New book looks at reasons change fails
To institute change, look for "champions"
BY CAROL C. BRADLEY
Despite all the planning, expense and good intentions, 50 to 75 percent of efforts to improve the culture and productivity of an organization will fail, say Martin Klubeck, Michael Langthorne and Donald Padgett.
The three ND staff members joined forces to write "Why Organizations Struggle So Hard To Improve So Little: Overcoming Organizational Immaturity."
Many organizations suffer from immaturity-they are incapable of enterprise-wide change, argue Klubeck, OIT strategy and planning consultant; Langthorne, OIT project manager; and Donald Padgett, OIT program manager for strategic initiatives and principal in the business Play Like a Champion Today.
"Statistics show that most organizational improvement efforts fail to achieve what they intend," says Langthorne. "It's a huge waste of money and time. And it tears down trust, and makes people less likely to participate in future improvement efforts. What pushed us to do the book was figuring out how to get past these kinds of problems."
Klubeck says, "Organizations typically bring in consultants, who attempt to force change and no matter how badly they fail, they have a ready excuse...they blame the leader. They claim the leader wasn't committed enough, didn't ‘walk the walk' or ‘take ownership.' But in our experience, it's rare that leaders aren't committed. It's their reputation on the line. They look good if it succeeds, bad if it fails-of course they're committed."
So who's to blame? No one.
Here's the hard part: Regardless of what consultants, or methodologies are chosen, chances are good the efforts will ultimately fail. The premise of the book is simple: Organization-wide change efforts will fail because an immature organization is incapable of this level of change.
The book includes a simple maturity self-assessment tool, and an organizational health survey. The two provide a good look at an organization's maturity and health. There are great potential savings if leaders can identify organizational immaturity before they embark on improvement efforts.
One barrier to change is the acceptance of-and reliance on-"superheroes," Langthorne says. "They're called upon to solve problems, and resolve crises.
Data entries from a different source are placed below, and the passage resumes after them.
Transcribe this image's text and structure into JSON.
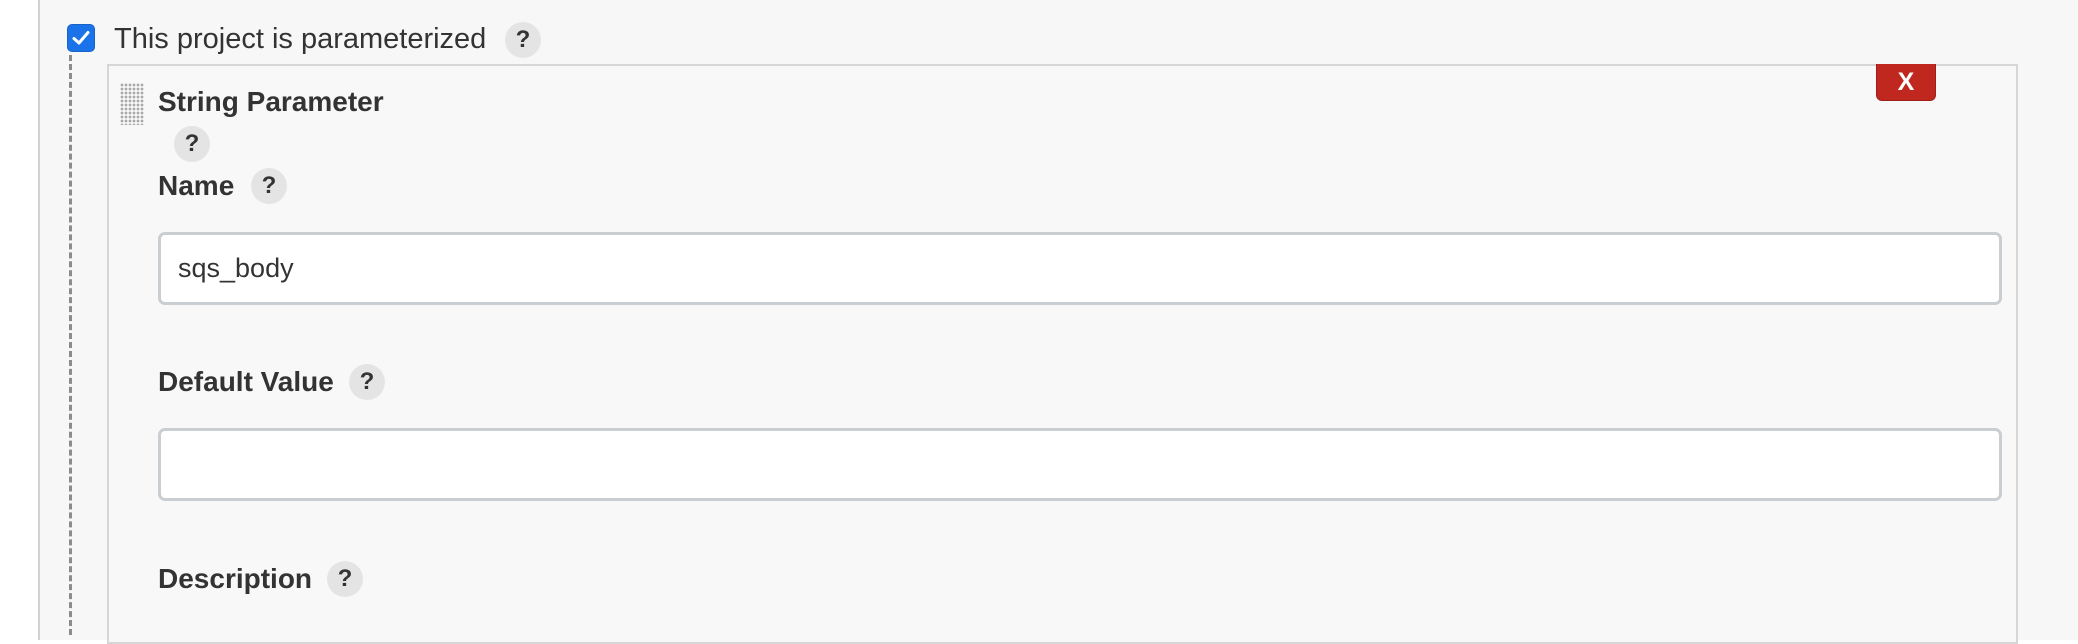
{
  "parameterized": {
    "checkbox_checked": true,
    "label": "This project is parameterized",
    "help": "?"
  },
  "string_parameter": {
    "title": "String Parameter",
    "help": "?",
    "delete_label": "X",
    "name": {
      "label": "Name",
      "help": "?",
      "value": "sqs_body"
    },
    "default_value": {
      "label": "Default Value",
      "help": "?",
      "value": ""
    },
    "description": {
      "label": "Description",
      "help": "?"
    }
  },
  "colors": {
    "checkbox": "#1a73e8",
    "delete_button": "#c0271e",
    "help_bubble": "#e4e4e4"
  },
  "icons": {
    "checkbox": "checkmark-icon",
    "drag": "drag-handle-icon"
  }
}
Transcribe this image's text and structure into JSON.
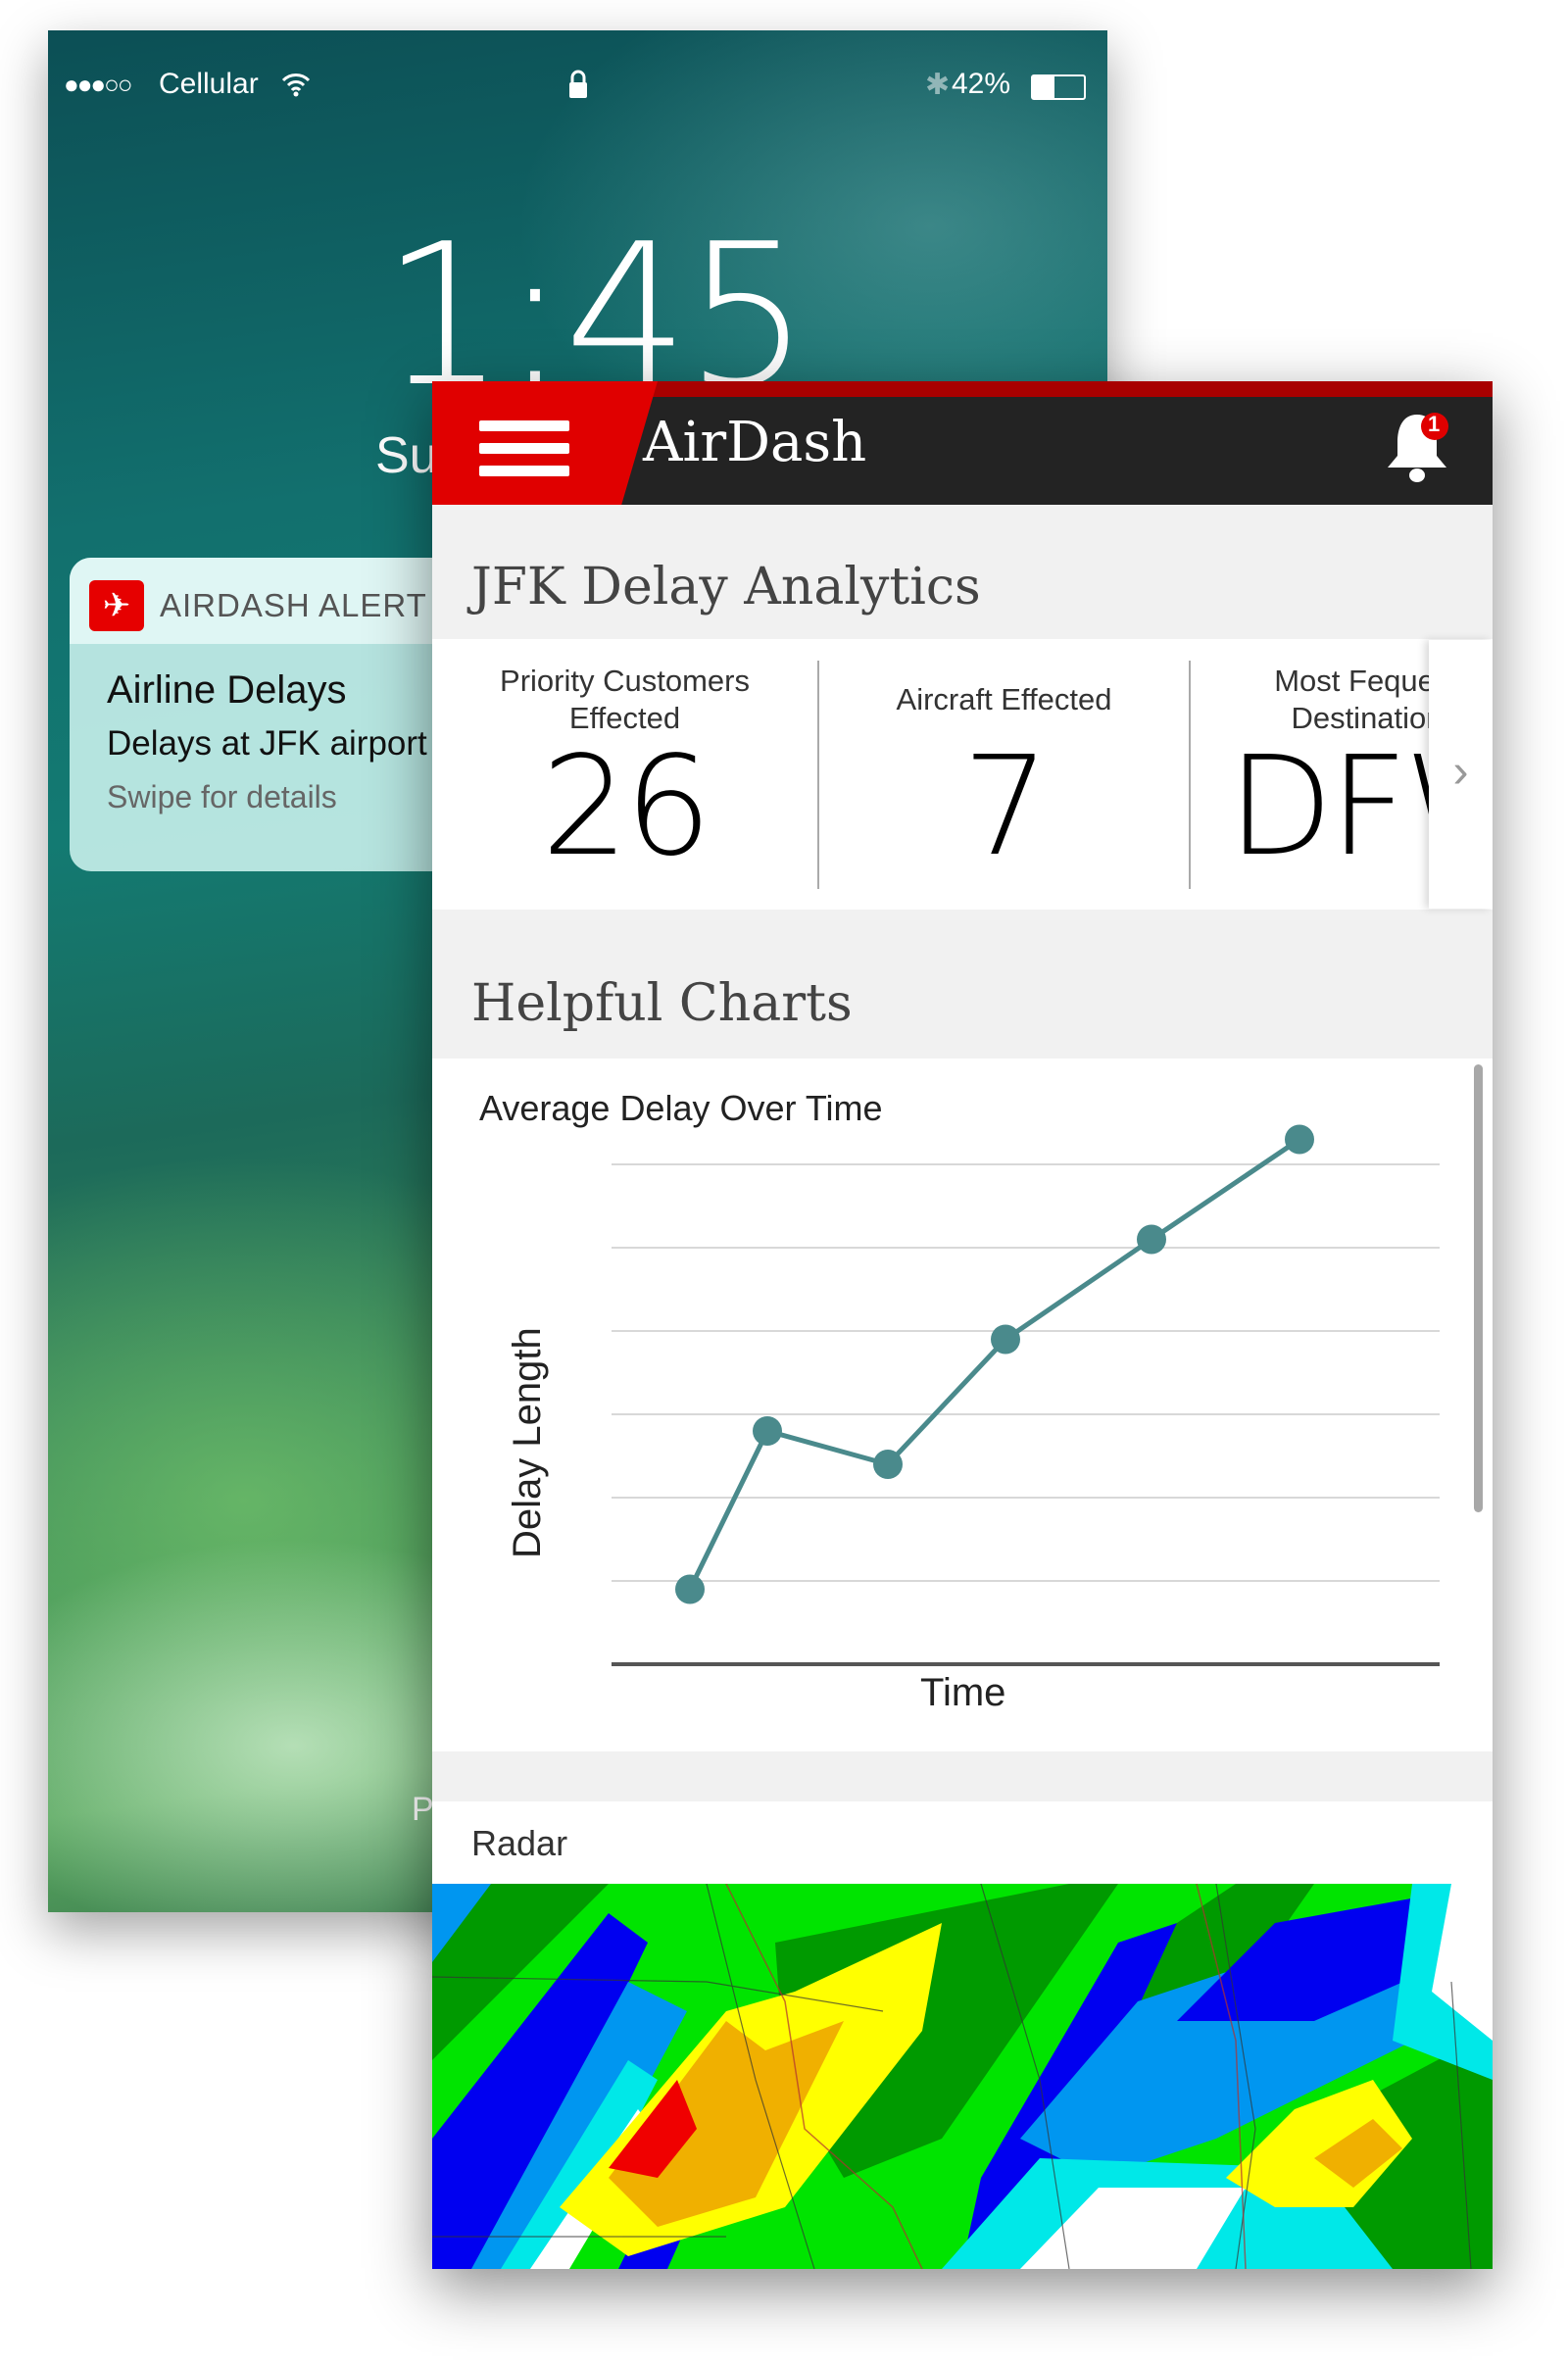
{
  "lock_screen": {
    "status_bar": {
      "signal": "●●●○○",
      "carrier": "Cellular",
      "battery": "42%",
      "battery_level": 0.42
    },
    "time": "1:45",
    "date_partial": "Su",
    "unlock_hint_partial": "P",
    "notification": {
      "app": "AIRDASH ALERT",
      "title": "Airline Delays",
      "body": "Delays at JFK airport",
      "hint": "Swipe for details",
      "icon": "airplane-icon",
      "icon_color": "#e60000"
    }
  },
  "app": {
    "title": "AirDash",
    "brand_color": "#e00000",
    "header_color": "#232323",
    "notification_count": "1",
    "section_title": "JFK Delay Analytics",
    "stats": [
      {
        "label": "Priority Customers\nEffected",
        "value": "26"
      },
      {
        "label": "Aircraft Effected",
        "value": "7"
      },
      {
        "label": "Most Fequent\nDestination",
        "value": "DFW"
      }
    ],
    "charts_title": "Helpful Charts",
    "radar_title": "Radar"
  },
  "chart_data": {
    "type": "line",
    "title": "Average Delay Over Time",
    "xlabel": "Time",
    "ylabel": "Delay Length",
    "x": [
      1,
      2,
      3,
      4,
      5,
      6
    ],
    "values": [
      0.9,
      2.8,
      2.4,
      3.9,
      5.1,
      6.3
    ],
    "ylim": [
      0,
      6.6
    ],
    "grid": true,
    "color": "#4a8a8c"
  }
}
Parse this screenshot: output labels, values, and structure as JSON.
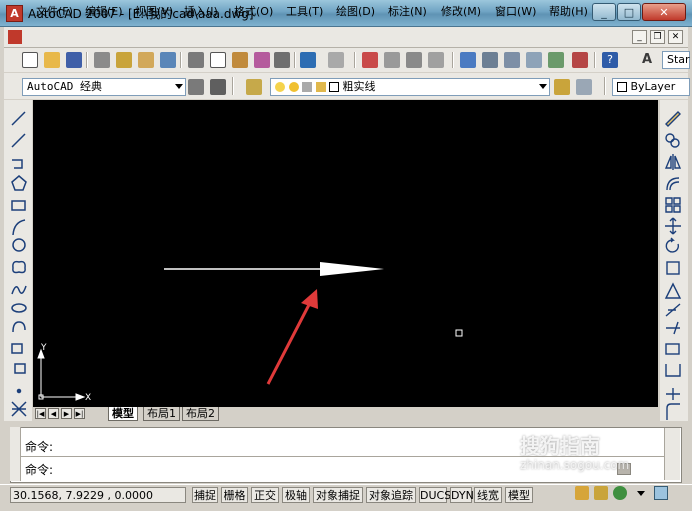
{
  "window": {
    "title": "AutoCAD 2007 - [E:\\我的cad\\aaa.dwg]",
    "app_icon": "A",
    "minimize": "_",
    "maximize": "□",
    "close": "✕"
  },
  "menu": {
    "items": [
      "文件(F)",
      "编辑(E)",
      "视图(V)",
      "插入(I)",
      "格式(O)",
      "工具(T)",
      "绘图(D)",
      "标注(N)",
      "修改(M)",
      "窗口(W)",
      "帮助(H)"
    ],
    "doc_min": "_",
    "doc_restore": "❐",
    "doc_close": "✕"
  },
  "toolbar": {
    "workspace": "AutoCAD 经典",
    "layer": "粗实线",
    "color": "ByLayer",
    "text_style_partial": "Star"
  },
  "canvas": {
    "ucs_x": "X",
    "ucs_y": "Y"
  },
  "layout_tabs": {
    "nav": [
      "|◀",
      "◀",
      "▶",
      "▶|"
    ],
    "tabs": [
      "模型",
      "布局1",
      "布局2"
    ]
  },
  "command": {
    "line1": "命令:",
    "line2": "命令:"
  },
  "status": {
    "coordinates": "30.1568, 7.9229 , 0.0000",
    "buttons": [
      "捕捉",
      "栅格",
      "正交",
      "极轴",
      "对象捕捉",
      "对象追踪",
      "DUCS",
      "DYN",
      "线宽",
      "模型"
    ]
  },
  "watermark": {
    "text": "搜狗指南",
    "url": "zhinan.sogou.com"
  },
  "colors": {
    "canvas": "#000000",
    "arrow_annotation": "#e03a3a",
    "title_bar": "#6fa3c3"
  }
}
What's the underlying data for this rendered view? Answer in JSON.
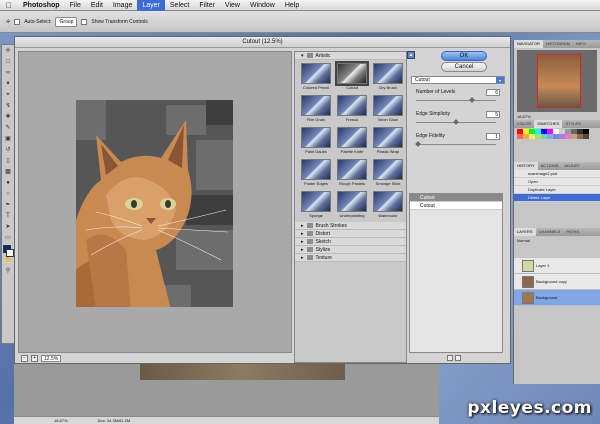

But this creates an atmosphere of information hoarding.There is no benefit to the hero in sharing or teaching others.
Dealing with organizational immaturity calls for a different way of thinking.
To successfully change an organization, you must first understand that you CAN'T change the organization-particularly if the organization is addicted to superheroes, "crisis management" and maintaining the status quo.
The real goal of any change effort must be making the change stick.
"It would be great if leadership got out of people's way" Langthorne says. "Leaders should identify champions (people who have a lot of energy around specific, targeted improvements) and then give them the resources they need when they need them, encourage them, motivate them and reward them for their successes. Instead of dictating an unrealistic change, become a coach-work to get the best out of your ‘players'. Leaders have to lead, versus manage."
The simple formula Klubeck, Langthorne and Padgett suggest is this: Look for champions, "the ones who are already making change happen in their small area."
If you care about the organization, find others who care-who have passion. Those are your champions. Help them institute change within their sphere of influence, and propagate change by "infecting" others with results and passion.
Small successes are still successes-and the improvements will help the organization move toward embracing broader changes in the future.
One good thing about immature organizations, they add, is that there are lots of opportunities to improve...just not all at once.
NDWorks, Vol 7, No. 19, Reprinted by permission, Copyright 2010 University of Notre Dame